While answering questions on Benghazi, Clinton drew a clear connection between the ouster of former Libyan leader Muammar Gaddafi and the increase in militancy in neighboring Algeria and Mali.
"The Pandora's Box of weapons coming out of these countries in the Middle East and North Africa is the source of one of our biggest threats," said Clinton, while answering a question on the recent attack in Algeria that saw dozens of foreign workers taken hostage by Islamist militants at a gas complex.
"There is no doubt that the Algerian terrorists had weapons from Libya. There is no doubt that the Malian remnants of AQIM have weapons from Libya," she said at the hearing. AQIM refers to Al Qaeda in the Islamic Maghreb, an affiliate of Al Qaeda that operates in northern Africa.
According to ABC News, the man who masterminded the attack in Algeria, Mokhtar Belmokhtar, had said in November 2011 that his people "benefitted" from the black market weapons caches stolen from Gaddafi's warehouses in Libya.
During the hearing on Wednesday, Clinton said, "With respect to Mali, Senator, there was a country that had been making progress on its democracy.

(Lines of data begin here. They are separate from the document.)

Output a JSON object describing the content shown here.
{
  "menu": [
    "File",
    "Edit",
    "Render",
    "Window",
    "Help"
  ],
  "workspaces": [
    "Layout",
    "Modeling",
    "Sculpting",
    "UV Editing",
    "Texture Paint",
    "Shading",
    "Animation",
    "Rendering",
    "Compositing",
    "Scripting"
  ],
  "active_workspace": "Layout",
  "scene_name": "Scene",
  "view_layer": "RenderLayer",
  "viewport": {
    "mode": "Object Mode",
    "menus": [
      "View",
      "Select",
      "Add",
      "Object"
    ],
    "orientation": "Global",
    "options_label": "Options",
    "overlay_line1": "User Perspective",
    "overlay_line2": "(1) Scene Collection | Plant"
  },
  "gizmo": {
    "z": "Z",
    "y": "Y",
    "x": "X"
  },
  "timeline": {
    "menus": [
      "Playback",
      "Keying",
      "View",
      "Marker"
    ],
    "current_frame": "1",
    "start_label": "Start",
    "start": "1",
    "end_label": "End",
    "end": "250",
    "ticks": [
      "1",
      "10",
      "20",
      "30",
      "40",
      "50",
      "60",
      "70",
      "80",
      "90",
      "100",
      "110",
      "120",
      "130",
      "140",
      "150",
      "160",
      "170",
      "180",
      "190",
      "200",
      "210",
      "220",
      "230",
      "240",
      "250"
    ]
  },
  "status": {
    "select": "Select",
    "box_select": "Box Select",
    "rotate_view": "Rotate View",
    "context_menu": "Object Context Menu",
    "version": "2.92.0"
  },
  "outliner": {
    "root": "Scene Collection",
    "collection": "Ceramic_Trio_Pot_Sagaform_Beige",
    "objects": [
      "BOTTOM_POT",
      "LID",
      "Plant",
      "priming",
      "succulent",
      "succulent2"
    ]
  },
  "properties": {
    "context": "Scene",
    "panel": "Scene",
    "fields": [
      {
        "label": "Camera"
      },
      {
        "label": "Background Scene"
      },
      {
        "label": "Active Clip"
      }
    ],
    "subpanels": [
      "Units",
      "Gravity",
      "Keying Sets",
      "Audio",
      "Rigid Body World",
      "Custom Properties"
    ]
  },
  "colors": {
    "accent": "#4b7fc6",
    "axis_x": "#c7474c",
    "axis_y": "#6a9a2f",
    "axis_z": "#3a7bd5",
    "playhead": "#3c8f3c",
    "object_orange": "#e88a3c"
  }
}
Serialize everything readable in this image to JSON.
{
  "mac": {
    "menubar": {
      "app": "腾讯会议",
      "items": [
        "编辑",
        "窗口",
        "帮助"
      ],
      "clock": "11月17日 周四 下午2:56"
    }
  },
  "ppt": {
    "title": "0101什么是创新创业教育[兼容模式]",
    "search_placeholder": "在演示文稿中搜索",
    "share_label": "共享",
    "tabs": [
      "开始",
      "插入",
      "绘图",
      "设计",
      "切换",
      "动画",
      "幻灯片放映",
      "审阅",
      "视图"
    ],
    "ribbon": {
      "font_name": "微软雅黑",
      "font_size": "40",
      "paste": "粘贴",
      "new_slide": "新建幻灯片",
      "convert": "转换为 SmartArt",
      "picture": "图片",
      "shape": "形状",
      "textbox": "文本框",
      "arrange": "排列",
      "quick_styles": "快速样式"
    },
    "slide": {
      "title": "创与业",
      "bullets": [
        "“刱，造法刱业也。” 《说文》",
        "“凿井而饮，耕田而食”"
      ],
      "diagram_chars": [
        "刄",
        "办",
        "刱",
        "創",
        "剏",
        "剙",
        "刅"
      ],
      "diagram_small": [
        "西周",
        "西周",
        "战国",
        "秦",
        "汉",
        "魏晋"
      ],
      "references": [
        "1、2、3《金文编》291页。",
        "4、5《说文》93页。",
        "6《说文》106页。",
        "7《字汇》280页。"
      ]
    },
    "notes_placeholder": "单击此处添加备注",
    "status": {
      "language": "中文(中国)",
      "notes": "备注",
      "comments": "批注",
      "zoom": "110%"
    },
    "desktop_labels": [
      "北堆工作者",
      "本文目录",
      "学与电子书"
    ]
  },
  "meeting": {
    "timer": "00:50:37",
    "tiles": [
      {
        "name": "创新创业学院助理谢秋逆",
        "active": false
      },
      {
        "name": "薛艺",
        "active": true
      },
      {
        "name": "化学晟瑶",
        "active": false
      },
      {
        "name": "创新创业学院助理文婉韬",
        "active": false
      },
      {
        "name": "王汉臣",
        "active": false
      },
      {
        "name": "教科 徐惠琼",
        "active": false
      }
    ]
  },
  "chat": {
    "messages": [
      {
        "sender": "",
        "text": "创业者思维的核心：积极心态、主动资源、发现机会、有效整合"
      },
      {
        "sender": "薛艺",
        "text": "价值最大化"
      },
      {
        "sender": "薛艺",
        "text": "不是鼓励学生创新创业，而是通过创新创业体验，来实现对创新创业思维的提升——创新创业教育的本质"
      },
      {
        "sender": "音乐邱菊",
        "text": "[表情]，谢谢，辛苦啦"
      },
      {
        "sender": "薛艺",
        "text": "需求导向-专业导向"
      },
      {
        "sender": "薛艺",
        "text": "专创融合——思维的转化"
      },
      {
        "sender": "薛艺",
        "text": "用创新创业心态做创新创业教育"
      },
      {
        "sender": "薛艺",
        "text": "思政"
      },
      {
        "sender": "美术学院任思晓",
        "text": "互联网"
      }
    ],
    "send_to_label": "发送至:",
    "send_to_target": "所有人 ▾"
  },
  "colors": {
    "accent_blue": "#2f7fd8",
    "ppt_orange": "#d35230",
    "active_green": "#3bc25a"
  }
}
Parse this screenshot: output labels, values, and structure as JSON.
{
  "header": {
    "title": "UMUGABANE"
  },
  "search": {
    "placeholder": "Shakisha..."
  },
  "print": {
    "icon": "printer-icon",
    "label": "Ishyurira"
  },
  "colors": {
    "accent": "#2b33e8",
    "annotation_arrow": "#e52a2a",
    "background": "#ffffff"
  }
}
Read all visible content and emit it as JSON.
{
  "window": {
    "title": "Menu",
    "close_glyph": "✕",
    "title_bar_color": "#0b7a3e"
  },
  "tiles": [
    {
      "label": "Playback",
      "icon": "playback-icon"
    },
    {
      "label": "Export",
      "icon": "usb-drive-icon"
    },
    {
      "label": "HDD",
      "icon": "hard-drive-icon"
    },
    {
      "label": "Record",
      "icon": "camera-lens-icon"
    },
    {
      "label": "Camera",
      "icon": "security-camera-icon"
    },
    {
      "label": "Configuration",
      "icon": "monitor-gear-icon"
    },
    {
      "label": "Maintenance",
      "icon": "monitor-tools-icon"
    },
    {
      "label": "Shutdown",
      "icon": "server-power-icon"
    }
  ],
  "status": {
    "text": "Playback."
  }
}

Unfortunately, it suffered a military coup by low-ranking military officers, which threw it into a state of instability."
"With the Tuaregs... some groups of [them] as well as other groups were in the employee of Gaddafi for years. He used them as mercenaries. With his fall, they came out of Libya, bringing huge amounts of weapons from the enormous stores of weapons that Gaddafi had."
"They came into Mali, and at the same time there was a move by Al Qaeda in the Maghreb to establish a base in northern Mali," she added.
"This is going to be a very serious, ongoing threat," Clinton said, of the security situation in northern Africa and the rise of Al Qaeda in the Islamic Maghreb. "We are in for a struggle. But it is a necessary struggle. We cannot allow Mali to become a safe haven."
GlobalPost Senior Correspondent Tristan McConnell, who is now in Mali, said that while Al Qaeda in the Islamic Maghreb is the hottest topic in terrorism in Africa at the moment, it is not the only militant Islamist group on the continent styling itself after Al Qaeda.
"Here in Mali AQIM is part of a coalition of extremist groups that took over the north of the country last year, alongside Ansar Dine and the Movement for Unity and Jihad in West Africa (MUJWA). These groups are believed, by the US and others, to have links to Boko Haram — which was born out of and operates in northern Nigeria.
"While all the groups are either affiliated to or draw inspiration from Al Qaeda, most have their roots firmly embedded in local grievances and nationalistic struggles. Yet their expansion in recent months has turned them into more regional, perhaps even global, threats," McConnell added.
GlobalPost has been exploring the spread of Al Qaeda in northern Africa: Al Qaeda in Africa
Watch Clinton's remarks on Libya, Mali and Algeria, courtesy of the Guardian:
Here is a map of Al Qaeda in Africa: